**** Entries shown ****
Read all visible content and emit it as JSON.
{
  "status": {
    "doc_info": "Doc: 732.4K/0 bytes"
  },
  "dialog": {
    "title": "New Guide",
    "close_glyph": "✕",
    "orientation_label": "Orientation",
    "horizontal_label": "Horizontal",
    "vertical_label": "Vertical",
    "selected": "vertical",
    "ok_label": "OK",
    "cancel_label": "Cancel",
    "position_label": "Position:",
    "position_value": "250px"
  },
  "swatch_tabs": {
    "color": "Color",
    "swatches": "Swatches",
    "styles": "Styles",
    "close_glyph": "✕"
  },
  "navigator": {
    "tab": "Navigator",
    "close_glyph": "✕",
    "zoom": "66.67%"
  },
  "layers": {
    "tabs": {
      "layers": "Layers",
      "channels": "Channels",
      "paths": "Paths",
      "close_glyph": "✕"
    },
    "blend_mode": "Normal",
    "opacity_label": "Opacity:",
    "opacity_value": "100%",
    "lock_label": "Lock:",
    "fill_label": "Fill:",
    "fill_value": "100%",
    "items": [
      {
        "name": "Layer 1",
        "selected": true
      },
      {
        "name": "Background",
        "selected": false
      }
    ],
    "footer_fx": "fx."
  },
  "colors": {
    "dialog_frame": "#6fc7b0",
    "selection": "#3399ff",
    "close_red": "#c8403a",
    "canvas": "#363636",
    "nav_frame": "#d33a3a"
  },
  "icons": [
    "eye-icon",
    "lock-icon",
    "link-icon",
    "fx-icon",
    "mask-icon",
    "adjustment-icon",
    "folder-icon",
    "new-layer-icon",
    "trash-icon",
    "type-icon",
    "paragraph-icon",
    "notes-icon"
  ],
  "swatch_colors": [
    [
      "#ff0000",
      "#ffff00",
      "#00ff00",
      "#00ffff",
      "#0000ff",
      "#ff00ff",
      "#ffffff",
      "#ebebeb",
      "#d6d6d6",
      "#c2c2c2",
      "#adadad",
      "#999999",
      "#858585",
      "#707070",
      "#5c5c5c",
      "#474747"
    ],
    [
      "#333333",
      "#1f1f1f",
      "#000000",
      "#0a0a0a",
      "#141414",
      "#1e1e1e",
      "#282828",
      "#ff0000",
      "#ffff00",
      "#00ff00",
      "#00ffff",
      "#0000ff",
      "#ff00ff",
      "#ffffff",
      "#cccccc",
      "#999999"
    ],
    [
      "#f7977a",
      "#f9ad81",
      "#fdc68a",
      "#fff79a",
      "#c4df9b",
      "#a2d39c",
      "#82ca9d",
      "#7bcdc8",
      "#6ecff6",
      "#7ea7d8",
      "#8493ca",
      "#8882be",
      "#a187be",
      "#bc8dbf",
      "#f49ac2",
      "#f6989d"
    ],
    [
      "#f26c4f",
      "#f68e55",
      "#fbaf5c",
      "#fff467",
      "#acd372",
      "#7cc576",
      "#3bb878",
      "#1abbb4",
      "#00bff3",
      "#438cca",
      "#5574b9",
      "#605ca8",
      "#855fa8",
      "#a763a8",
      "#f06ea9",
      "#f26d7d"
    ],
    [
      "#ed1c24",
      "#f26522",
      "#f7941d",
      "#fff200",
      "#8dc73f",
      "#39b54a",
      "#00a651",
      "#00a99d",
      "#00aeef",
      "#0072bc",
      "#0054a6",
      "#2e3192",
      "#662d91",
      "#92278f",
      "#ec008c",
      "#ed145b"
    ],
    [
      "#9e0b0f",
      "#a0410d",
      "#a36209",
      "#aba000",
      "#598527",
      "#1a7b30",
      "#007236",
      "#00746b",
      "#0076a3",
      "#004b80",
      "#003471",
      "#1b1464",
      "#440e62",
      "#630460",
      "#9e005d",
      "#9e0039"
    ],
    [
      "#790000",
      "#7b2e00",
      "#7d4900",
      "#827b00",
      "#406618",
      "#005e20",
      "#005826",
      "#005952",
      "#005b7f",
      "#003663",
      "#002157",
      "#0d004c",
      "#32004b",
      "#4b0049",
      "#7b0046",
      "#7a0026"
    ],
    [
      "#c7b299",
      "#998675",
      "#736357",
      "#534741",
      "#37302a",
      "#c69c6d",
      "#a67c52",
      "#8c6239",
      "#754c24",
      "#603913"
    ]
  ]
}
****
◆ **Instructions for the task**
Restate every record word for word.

◆ **Solution to the problem**
Read all visible content and emit it as JSON.
{
  "status": {
    "doc_info": "Doc: 732.4K/0 bytes"
  },
  "dialog": {
    "title": "New Guide",
    "close_glyph": "✕",
    "orientation_label": "Orientation",
    "horizontal_label": "Horizontal",
    "vertical_label": "Vertical",
    "selected": "vertical",
    "ok_label": "OK",
    "cancel_label": "Cancel",
    "position_label": "Position:",
    "position_value": "250px"
  },
  "swatch_tabs": {
    "color": "Color",
    "swatches": "Swatches",
    "styles": "Styles",
    "close_glyph": "✕"
  },
  "navigator": {
    "tab": "Navigator",
    "close_glyph": "✕",
    "zoom": "66.67%"
  },
  "layers": {
    "tabs": {
      "layers": "Layers",
      "channels": "Channels",
      "paths": "Paths",
      "close_glyph": "✕"
    },
    "blend_mode": "Normal",
    "opacity_label": "Opacity:",
    "opacity_value": "100%",
    "lock_label": "Lock:",
    "fill_label": "Fill:",
    "fill_value": "100%",
    "items": [
      {
        "name": "Layer 1",
        "selected": true
      },
      {
        "name": "Background",
        "selected": false
      }
    ],
    "footer_fx": "fx."
  },
  "colors": {
    "dialog_frame": "#6fc7b0",
    "selection": "#3399ff",
    "close_red": "#c8403a",
    "canvas": "#363636",
    "nav_frame": "#d33a3a"
  },
  "icons": [
    "eye-icon",
    "lock-icon",
    "link-icon",
    "fx-icon",
    "mask-icon",
    "adjustment-icon",
    "folder-icon",
    "new-layer-icon",
    "trash-icon",
    "type-icon",
    "paragraph-icon",
    "notes-icon"
  ],
  "swatch_colors": [
    [
      "#ff0000",
      "#ffff00",
      "#00ff00",
      "#00ffff",
      "#0000ff",
      "#ff00ff",
      "#ffffff",
      "#ebebeb",
      "#d6d6d6",
      "#c2c2c2",
      "#adadad",
      "#999999",
      "#858585",
      "#707070",
      "#5c5c5c",
      "#474747"
    ],
    [
      "#333333",
      "#1f1f1f",
      "#000000",
      "#0a0a0a",
      "#141414",
      "#1e1e1e",
      "#282828",
      "#ff0000",
      "#ffff00",
      "#00ff00",
      "#00ffff",
      "#0000ff",
      "#ff00ff",
      "#ffffff",
      "#cccccc",
      "#999999"
    ],
    [
      "#f7977a",
      "#f9ad81",
      "#fdc68a",
      "#fff79a",
      "#c4df9b",
      "#a2d39c",
      "#82ca9d",
      "#7bcdc8",
      "#6ecff6",
      "#7ea7d8",
      "#8493ca",
      "#8882be",
      "#a187be",
      "#bc8dbf",
      "#f49ac2",
      "#f6989d"
    ],
    [
      "#f26c4f",
      "#f68e55",
      "#fbaf5c",
      "#fff467",
      "#acd372",
      "#7cc576",
      "#3bb878",
      "#1abbb4",
      "#00bff3",
      "#438cca",
      "#5574b9",
      "#605ca8",
      "#855fa8",
      "#a763a8",
      "#f06ea9",
      "#f26d7d"
    ],
    [
      "#ed1c24",
      "#f26522",
      "#f7941d",
      "#fff200",
      "#8dc73f",
      "#39b54a",
      "#00a651",
      "#00a99d",
      "#00aeef",
      "#0072bc",
      "#0054a6",
      "#2e3192",
      "#662d91",
      "#92278f",
      "#ec008c",
      "#ed145b"
    ],
    [
      "#9e0b0f",
      "#a0410d",
      "#a36209",
      "#aba000",
      "#598527",
      "#1a7b30",
      "#007236",
      "#00746b",
      "#0076a3",
      "#004b80",
      "#003471",
      "#1b1464",
      "#440e62",
      "#630460",
      "#9e005d",
      "#9e0039"
    ],
    [
      "#790000",
      "#7b2e00",
      "#7d4900",
      "#827b00",
      "#406618",
      "#005e20",
      "#005826",
      "#005952",
      "#005b7f",
      "#003663",
      "#002157",
      "#0d004c",
      "#32004b",
      "#4b0049",
      "#7b0046",
      "#7a0026"
    ],
    [
      "#c7b299",
      "#998675",
      "#736357",
      "#534741",
      "#37302a",
      "#c69c6d",
      "#a67c52",
      "#8c6239",
      "#754c24",
      "#603913"
    ]
  ]
}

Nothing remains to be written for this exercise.